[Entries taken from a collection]
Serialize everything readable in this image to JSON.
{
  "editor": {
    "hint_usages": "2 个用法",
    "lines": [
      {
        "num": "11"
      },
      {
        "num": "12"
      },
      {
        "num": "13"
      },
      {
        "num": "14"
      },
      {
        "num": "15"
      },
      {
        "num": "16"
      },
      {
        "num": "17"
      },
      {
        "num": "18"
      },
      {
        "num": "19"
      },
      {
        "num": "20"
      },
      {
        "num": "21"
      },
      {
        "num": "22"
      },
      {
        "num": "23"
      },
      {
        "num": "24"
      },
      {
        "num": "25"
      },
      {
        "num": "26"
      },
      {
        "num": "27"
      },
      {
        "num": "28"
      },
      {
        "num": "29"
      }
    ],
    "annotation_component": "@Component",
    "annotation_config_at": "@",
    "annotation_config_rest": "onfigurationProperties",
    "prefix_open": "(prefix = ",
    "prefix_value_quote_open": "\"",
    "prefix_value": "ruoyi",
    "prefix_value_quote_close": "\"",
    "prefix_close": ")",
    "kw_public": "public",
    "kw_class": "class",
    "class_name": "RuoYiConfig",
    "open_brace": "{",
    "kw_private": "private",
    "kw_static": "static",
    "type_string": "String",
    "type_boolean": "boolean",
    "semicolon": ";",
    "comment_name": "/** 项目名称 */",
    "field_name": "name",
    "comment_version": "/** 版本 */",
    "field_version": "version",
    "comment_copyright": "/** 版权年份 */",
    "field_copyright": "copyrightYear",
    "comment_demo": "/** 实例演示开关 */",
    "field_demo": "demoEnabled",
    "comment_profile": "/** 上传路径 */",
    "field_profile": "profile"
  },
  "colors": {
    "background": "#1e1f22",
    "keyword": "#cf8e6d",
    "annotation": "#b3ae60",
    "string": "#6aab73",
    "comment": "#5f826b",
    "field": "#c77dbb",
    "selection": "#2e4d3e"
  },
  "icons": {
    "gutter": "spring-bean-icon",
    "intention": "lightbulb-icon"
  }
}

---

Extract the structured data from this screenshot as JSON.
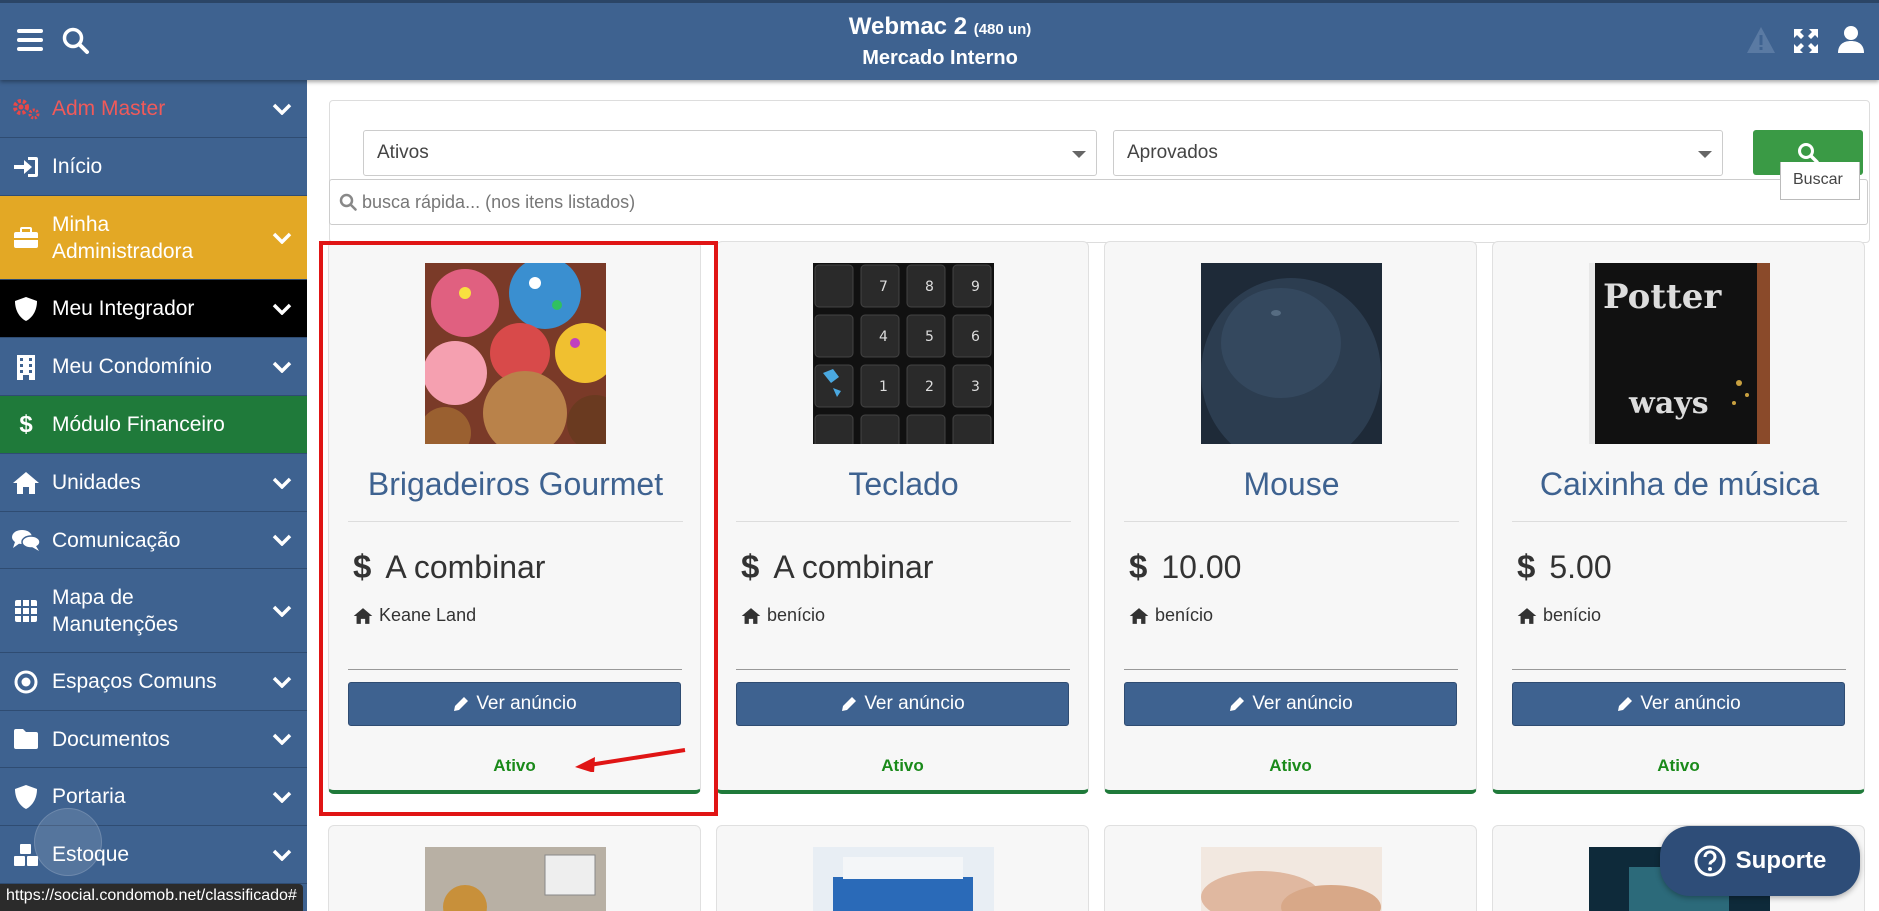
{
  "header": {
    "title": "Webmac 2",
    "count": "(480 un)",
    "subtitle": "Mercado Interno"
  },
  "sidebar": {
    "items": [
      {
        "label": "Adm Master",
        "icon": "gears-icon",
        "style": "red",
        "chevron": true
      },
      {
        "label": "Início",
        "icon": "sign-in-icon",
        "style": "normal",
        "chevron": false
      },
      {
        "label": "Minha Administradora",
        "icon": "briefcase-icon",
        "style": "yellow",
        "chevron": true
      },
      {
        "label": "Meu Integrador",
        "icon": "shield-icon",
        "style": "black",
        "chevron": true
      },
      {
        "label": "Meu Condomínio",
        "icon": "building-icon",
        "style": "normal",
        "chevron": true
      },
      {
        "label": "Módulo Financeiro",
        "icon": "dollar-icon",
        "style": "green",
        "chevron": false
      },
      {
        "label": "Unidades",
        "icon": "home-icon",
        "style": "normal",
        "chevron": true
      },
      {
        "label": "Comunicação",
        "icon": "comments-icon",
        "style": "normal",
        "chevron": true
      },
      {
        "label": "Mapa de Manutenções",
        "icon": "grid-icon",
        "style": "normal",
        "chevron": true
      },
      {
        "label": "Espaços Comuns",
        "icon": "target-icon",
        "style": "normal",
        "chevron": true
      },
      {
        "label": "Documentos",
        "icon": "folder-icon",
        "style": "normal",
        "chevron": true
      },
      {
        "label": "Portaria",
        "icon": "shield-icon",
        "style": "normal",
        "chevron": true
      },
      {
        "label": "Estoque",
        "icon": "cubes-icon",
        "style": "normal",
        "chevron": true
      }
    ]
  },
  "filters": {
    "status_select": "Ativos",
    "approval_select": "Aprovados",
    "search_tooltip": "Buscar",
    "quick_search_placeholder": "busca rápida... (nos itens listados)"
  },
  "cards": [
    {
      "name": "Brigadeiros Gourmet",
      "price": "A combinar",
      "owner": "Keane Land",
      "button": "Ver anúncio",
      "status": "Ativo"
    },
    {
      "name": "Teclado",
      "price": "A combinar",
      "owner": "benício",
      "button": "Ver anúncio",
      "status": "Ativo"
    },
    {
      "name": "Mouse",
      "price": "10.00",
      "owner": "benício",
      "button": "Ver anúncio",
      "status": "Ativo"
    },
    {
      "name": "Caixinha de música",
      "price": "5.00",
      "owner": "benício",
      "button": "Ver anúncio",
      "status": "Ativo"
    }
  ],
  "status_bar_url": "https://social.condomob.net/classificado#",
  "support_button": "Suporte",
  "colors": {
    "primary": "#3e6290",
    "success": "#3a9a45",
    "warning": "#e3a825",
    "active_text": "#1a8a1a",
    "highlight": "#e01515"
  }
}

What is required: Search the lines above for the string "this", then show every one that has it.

The answer:
Serialize everything readable in this image to JSON.
Extract the structured data from this screenshot as JSON.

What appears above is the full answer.